Then there was the rest of the judging panel, which featured Gove cheerleader and champion git Toby Young, right-wing journo and former Bullingdon Club member Harry Mount, and somebody I’d never heard of called Tom Hodgkinson. At this point I started wondering who Tom Hodgkinson and Nevile Gwynne actually were, and whether they also fell into the category of ‘people who would relish a chance to ridicule Gove’s opponents in the national press’.

So I did a bit of Googling. It turns out the Bad Grammar Awards are essentially a publicity stunt for Nevile Gwynne’s new book, ‘Gwynne’s Grammar’ – first published by the Idler Academy, an outfit run by one Tom Hodgkinson. So that’s one mystery solved. But who is this Gwynne fellow anyway?

Well, according to his personal website, he’s an Old Etonian, Oxford-educated accountant who now teaches Latin to children and adults. He's not affiliated with any academic institution and doesn’t appear to have any qualifications that particularly equip him to call himself a grammar expert, unless you count his undergraduate degree in Modern Languages. He is also incapable of using English.

Here’s a typical sentence – or, if you prefer, paragraph – from Gwynne’s ‘About Me’ page:
“He is the author of what is, by any standards, a fascinating and important book, The Truth About Rodrigo Borgia, Pope Alexander VI, which shows clearly and very readably that the reality concerning the man almost universally regarded as the infamous Borgia Pope, easily the worst of all the Popes, there have ever been [sic], is completely different from that man that one almost always reads about in books and sees represented in films and on television.”

I’m sorry, could you repeat that? Actually, on second thoughts, don’t bother – my wishy washy liberal state education has left me incapable of prolonged concentration and I’ve just been distracted by a squirrel.

Still, there’s at least one person who is a big fan of Nevile Gwynne. A whole page of Gwynne’s website is devoted to an article from the Sunday Times written by a gentleman whose children he teaches Latin (for a very reasonable £250 a month). The author enthuses about the life skills his children are acquiring from Gwynne’s rote-learning sessions, which they “claim to dread” (can’t imagine why), declaring that, “contrary to the beliefs of the anti-Latinists such as our former schools secretary, Ed Balls, Latin has myriad practical benefits.”  Interestingly, he also reveals that Gwynne is decidedly old school: not a trained teacher, he uses pre-1960s methods, because his view is that modern teaching styles do not work.” After a bit more absurd chuntering, including citing Boris Johnson as cast-iron evidence that a classical education brings genius and success, he concludes: “I await with interest Michael Gove’s new primary curriculum, but meanwhile, I recommend taking matters into your own hands. Gwynne is accepting more pupils and can be contacted at"

Really, Gwynne should be paying this guy, rather than the other way round. Then again, who knows – maybe he is, being as how the author of the piece also happens to be the guy who bankrolled Gwynne’s book. Yes, that’s right, Gwynne’s biggest fan is none other than … Tom Hodgkinson! Colour me surprised.

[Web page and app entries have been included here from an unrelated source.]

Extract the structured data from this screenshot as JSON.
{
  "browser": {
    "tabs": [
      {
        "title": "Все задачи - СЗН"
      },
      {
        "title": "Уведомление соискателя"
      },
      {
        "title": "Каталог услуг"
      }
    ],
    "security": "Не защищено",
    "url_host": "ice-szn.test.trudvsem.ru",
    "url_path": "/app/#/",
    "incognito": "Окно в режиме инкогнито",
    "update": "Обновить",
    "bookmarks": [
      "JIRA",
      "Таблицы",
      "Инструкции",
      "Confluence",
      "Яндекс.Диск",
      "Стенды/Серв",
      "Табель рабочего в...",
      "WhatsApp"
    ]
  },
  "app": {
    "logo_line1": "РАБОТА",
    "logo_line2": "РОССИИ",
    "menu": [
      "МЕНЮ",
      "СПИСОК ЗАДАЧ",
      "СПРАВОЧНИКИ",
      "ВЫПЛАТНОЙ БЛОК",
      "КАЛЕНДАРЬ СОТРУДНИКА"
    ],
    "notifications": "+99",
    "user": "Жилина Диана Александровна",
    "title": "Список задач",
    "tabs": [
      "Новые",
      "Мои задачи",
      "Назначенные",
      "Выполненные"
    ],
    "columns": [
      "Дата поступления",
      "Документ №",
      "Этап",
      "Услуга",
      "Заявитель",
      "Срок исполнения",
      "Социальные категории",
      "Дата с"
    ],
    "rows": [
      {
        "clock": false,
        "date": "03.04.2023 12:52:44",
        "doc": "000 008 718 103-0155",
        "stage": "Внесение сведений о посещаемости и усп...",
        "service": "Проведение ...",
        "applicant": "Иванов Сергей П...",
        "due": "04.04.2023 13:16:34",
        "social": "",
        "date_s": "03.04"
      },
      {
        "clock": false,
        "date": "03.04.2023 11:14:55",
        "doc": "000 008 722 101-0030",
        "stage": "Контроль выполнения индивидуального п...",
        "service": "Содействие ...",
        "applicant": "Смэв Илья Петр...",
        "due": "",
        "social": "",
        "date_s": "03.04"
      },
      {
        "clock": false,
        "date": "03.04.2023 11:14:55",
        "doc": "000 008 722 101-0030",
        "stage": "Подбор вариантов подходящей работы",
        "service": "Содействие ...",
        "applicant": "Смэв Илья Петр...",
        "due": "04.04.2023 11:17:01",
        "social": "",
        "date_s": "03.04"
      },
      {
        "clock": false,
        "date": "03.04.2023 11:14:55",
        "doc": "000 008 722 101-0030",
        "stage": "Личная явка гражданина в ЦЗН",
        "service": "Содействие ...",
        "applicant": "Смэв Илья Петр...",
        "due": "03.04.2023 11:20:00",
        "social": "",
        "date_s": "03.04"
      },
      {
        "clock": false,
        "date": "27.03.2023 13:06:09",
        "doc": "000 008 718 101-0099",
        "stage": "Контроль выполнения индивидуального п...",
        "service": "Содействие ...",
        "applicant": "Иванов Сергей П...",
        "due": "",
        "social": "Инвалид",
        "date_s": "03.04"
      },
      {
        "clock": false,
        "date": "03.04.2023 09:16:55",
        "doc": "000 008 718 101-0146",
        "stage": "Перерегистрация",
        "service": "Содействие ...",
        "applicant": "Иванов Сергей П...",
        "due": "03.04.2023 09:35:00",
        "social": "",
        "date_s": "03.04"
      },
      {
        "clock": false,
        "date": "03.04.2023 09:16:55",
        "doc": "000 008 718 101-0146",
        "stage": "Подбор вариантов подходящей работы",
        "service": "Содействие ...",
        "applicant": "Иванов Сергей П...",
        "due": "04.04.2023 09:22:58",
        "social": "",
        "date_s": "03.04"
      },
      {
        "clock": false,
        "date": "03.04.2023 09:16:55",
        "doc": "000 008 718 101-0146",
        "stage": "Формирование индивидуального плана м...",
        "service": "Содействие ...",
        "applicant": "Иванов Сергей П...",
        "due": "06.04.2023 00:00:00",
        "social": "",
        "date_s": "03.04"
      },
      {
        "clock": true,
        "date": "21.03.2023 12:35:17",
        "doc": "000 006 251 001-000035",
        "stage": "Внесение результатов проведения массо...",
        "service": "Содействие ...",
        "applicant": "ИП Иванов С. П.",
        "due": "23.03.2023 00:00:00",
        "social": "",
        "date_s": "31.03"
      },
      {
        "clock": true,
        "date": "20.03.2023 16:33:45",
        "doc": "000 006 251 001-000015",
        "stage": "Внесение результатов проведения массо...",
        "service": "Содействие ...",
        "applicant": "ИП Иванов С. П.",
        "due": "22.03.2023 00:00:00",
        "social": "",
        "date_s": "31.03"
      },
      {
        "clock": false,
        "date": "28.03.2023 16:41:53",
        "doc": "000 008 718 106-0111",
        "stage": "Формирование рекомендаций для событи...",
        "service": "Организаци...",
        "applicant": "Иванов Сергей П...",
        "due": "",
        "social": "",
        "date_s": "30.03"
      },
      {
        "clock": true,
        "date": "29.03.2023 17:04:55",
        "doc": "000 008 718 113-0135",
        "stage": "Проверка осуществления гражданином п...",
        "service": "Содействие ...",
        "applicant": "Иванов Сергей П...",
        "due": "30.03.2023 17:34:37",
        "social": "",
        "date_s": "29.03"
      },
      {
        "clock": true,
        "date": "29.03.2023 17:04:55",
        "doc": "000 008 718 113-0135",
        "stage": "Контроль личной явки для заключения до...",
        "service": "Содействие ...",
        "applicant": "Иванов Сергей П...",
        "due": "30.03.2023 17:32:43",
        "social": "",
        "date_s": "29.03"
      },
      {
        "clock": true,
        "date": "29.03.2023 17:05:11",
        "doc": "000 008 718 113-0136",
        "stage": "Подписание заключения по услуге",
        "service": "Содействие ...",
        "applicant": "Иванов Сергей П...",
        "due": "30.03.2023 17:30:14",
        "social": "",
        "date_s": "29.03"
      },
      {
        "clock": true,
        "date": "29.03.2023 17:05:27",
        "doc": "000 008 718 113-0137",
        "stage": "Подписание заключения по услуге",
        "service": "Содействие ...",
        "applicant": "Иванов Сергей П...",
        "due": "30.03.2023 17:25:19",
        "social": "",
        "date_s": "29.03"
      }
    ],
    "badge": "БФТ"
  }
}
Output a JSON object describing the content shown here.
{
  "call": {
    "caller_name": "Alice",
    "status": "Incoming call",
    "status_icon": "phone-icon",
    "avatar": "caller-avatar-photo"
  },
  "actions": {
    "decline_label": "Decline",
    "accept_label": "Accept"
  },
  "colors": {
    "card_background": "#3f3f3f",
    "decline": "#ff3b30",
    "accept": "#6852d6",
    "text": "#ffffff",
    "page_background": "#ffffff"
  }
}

So basically, what we’re left with here is a bunch of wealthy, largely public school educated, middle-aged white men who seem to care quite a lot more about Latin than they do about English, and who share a fierce commitment to Gove’s educational agenda. Indeed, this commitment is the driving force behind the whole enterprise, as explained in this blog which Tom Hodgkinson has just written for Waterstones. And, quite by coincidence, they’ve decided that the worst case of bad grammar in the entire country is a perfectly lucid and coherent letter from Gove’s opponents. And, according to the Guardian, the BBC and countless others, this is news.

Now, naturally I realise there is likely to be a strong overlap between people who get their knickers in a twist about grammar and people who think Michael Gove’s ideas are the best thing since sliced bread. I’m not claiming to have uncovered some kind of shocking conspiracy here. I just don’t think it’s really good enough that so many media outlets covered this as a bona fide story rather than the exercise in political propaganda it so obviously is.